- TASK
Print verbatim the lines of the entries from the one containing "Read all visible content and emit it as JSON." to the last, inclusive, and no others.

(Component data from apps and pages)
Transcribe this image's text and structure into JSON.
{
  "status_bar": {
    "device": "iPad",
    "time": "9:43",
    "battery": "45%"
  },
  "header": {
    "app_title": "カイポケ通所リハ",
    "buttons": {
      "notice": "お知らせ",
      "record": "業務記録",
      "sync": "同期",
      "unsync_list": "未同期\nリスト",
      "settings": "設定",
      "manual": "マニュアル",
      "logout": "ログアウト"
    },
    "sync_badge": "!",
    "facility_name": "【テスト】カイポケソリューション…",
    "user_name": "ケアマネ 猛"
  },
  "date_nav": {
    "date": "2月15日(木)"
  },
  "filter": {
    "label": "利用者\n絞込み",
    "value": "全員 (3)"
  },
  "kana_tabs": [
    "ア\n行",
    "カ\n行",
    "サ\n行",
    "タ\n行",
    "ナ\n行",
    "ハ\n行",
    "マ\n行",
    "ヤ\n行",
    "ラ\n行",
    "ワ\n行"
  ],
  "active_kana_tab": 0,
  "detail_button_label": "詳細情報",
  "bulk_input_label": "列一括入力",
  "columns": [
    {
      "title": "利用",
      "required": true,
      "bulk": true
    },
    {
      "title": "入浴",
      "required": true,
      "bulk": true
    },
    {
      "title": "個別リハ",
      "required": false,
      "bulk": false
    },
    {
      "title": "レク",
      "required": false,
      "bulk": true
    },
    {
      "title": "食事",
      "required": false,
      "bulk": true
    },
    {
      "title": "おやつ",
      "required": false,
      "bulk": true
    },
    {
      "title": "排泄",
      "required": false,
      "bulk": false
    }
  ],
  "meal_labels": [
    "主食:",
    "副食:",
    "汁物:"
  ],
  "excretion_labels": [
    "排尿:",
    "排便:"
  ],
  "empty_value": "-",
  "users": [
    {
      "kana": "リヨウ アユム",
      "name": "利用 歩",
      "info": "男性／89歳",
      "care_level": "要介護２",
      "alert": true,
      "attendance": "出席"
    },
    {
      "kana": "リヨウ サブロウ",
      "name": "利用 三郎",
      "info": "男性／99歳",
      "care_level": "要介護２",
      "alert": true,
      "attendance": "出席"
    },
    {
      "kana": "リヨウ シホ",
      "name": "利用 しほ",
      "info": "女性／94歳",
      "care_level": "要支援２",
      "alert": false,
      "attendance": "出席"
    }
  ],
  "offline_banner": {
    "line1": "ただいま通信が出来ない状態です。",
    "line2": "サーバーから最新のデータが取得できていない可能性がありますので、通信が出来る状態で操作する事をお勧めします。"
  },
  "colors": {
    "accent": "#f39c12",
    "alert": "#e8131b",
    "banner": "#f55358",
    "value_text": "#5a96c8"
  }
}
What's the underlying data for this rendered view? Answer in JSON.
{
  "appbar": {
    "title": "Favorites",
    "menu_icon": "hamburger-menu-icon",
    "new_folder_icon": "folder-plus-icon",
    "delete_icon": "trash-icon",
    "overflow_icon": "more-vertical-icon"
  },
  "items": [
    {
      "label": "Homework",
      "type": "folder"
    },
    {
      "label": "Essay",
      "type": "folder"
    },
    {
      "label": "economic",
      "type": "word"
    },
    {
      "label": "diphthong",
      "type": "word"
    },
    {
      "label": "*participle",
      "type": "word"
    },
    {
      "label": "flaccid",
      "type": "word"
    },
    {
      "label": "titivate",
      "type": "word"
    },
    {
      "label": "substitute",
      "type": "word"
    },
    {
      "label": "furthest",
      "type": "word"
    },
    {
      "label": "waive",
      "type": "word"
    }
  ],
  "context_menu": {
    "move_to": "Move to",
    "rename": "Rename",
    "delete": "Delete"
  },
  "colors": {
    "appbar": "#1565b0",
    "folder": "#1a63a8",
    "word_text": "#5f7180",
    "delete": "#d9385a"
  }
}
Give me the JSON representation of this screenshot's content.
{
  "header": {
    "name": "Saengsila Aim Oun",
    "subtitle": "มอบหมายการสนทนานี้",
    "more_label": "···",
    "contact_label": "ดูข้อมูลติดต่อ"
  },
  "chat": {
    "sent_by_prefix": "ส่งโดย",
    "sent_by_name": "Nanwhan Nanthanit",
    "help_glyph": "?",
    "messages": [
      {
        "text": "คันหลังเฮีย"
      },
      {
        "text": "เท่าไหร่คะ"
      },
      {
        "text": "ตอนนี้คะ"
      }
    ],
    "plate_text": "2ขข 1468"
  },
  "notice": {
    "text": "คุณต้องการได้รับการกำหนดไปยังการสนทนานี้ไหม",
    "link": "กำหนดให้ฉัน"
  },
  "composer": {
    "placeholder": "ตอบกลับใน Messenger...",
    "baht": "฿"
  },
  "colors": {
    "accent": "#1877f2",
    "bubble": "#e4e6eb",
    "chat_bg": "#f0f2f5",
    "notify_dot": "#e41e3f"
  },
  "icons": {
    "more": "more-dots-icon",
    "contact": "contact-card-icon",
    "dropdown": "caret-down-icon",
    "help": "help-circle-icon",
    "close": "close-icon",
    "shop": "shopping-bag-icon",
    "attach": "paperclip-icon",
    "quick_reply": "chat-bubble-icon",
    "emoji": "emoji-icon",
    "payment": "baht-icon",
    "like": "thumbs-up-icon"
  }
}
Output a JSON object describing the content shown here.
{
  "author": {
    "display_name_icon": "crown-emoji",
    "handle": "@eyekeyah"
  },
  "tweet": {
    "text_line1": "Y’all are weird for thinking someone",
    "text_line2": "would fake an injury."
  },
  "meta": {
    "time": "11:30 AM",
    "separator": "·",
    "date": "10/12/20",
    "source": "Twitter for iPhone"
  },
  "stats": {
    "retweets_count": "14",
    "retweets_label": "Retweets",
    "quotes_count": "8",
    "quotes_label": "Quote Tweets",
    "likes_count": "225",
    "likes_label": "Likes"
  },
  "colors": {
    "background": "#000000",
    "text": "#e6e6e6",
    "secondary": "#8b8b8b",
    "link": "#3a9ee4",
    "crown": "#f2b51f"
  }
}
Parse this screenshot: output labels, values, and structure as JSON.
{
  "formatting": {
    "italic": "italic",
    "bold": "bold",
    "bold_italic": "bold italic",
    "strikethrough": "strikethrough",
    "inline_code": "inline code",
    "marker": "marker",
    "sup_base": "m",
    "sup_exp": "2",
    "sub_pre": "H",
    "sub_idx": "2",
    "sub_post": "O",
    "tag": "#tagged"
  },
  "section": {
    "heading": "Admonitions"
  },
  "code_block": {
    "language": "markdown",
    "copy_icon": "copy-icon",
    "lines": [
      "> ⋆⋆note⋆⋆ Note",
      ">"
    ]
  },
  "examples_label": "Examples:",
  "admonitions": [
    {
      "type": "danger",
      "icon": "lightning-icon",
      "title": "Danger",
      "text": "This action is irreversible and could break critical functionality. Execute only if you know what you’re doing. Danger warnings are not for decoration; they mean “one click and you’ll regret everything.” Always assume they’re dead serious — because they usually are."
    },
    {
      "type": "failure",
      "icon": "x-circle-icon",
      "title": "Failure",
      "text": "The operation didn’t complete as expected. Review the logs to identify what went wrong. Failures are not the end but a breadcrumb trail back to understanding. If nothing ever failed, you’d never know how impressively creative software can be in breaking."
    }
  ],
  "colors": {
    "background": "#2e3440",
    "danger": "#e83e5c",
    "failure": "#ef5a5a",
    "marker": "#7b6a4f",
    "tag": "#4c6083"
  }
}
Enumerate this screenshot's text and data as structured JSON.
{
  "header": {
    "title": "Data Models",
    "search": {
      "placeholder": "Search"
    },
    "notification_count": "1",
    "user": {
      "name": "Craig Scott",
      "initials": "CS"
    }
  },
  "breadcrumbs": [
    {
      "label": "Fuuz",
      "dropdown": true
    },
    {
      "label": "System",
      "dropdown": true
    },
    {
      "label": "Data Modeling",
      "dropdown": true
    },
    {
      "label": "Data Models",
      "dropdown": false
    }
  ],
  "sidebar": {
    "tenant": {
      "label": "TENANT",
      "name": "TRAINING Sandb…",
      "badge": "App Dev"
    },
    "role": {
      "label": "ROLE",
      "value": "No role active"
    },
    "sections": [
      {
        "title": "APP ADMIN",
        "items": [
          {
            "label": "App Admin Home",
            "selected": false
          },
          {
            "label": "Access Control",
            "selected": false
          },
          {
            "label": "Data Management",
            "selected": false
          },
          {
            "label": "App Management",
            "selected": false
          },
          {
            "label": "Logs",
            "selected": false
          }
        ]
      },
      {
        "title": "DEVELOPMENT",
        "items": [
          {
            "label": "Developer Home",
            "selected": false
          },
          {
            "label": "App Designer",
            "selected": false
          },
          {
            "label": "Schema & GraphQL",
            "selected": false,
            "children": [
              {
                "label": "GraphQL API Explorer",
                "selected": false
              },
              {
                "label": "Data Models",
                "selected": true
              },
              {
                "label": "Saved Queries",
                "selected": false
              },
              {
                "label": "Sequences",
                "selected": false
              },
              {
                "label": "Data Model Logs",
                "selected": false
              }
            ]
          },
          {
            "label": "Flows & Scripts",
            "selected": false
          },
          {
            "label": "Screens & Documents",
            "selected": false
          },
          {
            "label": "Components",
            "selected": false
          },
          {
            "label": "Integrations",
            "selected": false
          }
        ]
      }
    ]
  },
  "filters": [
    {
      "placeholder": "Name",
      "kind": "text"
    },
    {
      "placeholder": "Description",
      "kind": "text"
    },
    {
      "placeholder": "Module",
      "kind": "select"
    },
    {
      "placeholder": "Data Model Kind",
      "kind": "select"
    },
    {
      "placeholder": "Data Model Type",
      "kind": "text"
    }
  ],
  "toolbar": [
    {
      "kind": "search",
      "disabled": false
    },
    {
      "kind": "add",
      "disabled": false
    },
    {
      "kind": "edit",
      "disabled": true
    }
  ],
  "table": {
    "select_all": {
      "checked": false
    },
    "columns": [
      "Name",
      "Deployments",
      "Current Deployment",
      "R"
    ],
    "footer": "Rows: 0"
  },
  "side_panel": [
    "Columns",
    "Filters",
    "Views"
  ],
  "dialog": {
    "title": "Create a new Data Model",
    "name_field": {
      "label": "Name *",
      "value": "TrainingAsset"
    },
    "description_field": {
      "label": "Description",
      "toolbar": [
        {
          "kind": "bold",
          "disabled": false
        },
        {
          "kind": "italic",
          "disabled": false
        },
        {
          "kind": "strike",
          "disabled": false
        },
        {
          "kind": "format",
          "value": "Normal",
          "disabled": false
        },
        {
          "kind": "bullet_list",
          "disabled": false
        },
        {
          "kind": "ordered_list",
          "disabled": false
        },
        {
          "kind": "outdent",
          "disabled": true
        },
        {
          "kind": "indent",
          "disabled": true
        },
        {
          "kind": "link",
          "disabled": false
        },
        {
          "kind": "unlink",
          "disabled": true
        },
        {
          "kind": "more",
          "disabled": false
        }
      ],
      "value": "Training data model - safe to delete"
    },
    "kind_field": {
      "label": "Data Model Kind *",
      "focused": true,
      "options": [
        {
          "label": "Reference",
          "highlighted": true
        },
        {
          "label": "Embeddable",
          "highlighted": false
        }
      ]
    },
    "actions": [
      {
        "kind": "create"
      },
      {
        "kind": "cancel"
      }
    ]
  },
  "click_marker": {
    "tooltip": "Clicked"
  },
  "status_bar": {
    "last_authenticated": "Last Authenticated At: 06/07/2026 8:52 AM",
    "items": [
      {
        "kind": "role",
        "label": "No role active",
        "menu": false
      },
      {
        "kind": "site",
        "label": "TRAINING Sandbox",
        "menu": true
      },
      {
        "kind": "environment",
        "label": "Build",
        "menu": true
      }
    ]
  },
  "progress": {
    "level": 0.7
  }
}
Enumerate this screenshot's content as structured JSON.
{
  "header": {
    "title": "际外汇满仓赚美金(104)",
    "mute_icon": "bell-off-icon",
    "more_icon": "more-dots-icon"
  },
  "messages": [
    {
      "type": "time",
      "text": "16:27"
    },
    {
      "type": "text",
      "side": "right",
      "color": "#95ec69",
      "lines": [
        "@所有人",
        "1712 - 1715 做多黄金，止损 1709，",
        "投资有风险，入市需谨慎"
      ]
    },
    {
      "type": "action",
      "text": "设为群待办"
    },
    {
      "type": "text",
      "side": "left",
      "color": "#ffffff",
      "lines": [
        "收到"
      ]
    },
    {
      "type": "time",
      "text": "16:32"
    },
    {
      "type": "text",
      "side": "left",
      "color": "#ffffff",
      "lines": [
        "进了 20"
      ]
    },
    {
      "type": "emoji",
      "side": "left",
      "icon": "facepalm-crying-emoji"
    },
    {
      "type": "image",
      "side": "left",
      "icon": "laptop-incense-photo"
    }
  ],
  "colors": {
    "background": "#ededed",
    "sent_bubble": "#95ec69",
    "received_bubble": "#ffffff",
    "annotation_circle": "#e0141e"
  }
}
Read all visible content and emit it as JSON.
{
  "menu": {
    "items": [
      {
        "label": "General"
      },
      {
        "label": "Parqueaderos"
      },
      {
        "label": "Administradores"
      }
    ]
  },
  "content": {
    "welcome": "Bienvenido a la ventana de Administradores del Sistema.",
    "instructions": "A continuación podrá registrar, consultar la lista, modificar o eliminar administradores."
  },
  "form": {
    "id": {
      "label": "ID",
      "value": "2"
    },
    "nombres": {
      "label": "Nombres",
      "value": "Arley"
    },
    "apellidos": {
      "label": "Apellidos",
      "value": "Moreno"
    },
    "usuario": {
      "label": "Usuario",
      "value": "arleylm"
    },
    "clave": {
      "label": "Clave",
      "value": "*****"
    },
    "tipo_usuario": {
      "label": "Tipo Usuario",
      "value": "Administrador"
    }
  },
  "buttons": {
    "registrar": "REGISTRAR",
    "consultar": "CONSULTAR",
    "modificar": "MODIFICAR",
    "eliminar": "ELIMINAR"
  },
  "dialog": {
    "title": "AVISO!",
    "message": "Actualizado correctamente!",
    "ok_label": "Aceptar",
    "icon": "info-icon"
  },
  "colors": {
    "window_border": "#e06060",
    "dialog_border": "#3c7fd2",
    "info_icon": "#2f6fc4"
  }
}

- WRITTEN RESPONSE
Read all visible content and emit it as JSON.
{
  "menu": {
    "items": [
      {
        "label": "General"
      },
      {
        "label": "Parqueaderos"
      },
      {
        "label": "Administradores"
      }
    ]
  },
  "content": {
    "welcome": "Bienvenido a la ventana de Administradores del Sistema.",
    "instructions": "A continuación podrá registrar, consultar la lista, modificar o eliminar administradores."
  },
  "form": {
    "id": {
      "label": "ID",
      "value": "2"
    },
    "nombres": {
      "label": "Nombres",
      "value": "Arley"
    },
    "apellidos": {
      "label": "Apellidos",
      "value": "Moreno"
    },
    "usuario": {
      "label": "Usuario",
      "value": "arleylm"
    },
    "clave": {
      "label": "Clave",
      "value": "*****"
    },
    "tipo_usuario": {
      "label": "Tipo Usuario",
      "value": "Administrador"
    }
  },
  "buttons": {
    "registrar": "REGISTRAR",
    "consultar": "CONSULTAR",
    "modificar": "MODIFICAR",
    "eliminar": "ELIMINAR"
  },
  "dialog": {
    "title": "AVISO!",
    "message": "Actualizado correctamente!",
    "ok_label": "Aceptar",
    "icon": "info-icon"
  },
  "colors": {
    "window_border": "#e06060",
    "dialog_border": "#3c7fd2",
    "info_icon": "#2f6fc4"
  }
}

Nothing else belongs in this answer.